**ACTIVITY:**
Find each line in the records below that contains the word "JSON", and copy it out.

**DATA FOR REVIEW:**
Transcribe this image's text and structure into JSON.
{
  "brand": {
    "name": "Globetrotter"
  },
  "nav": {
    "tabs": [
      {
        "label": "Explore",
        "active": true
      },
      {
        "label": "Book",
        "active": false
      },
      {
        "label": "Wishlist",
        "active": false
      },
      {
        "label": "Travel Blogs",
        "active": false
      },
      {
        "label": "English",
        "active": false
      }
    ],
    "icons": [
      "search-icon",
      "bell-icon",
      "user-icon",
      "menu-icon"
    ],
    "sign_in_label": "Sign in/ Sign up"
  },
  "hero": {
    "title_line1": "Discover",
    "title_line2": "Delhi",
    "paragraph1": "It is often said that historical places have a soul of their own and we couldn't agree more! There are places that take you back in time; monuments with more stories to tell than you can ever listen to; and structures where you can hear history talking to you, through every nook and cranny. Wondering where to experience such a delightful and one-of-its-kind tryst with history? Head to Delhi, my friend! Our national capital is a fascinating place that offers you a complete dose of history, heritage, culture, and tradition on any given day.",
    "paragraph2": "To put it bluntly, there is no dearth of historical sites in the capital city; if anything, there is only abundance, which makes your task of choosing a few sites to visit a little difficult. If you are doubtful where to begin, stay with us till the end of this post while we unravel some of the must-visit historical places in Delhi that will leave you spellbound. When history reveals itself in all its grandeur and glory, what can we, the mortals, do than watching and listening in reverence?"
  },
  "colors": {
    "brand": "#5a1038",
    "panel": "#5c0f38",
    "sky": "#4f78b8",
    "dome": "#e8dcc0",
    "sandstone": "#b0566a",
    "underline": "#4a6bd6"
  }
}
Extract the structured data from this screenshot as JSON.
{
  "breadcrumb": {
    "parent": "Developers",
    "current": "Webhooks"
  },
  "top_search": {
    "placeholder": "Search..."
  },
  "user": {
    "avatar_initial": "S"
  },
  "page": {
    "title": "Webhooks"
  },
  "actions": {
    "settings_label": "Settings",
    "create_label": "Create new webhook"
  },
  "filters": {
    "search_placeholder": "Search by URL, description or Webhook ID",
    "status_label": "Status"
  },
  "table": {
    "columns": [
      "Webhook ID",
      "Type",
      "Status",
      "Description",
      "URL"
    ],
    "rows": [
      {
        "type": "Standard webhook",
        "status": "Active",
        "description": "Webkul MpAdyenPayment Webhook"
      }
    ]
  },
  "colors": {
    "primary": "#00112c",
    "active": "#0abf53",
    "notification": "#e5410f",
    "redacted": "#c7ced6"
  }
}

**REPLY:**
Transcribe this image's text and structure into JSON.
Extract the structured data from this screenshot as JSON.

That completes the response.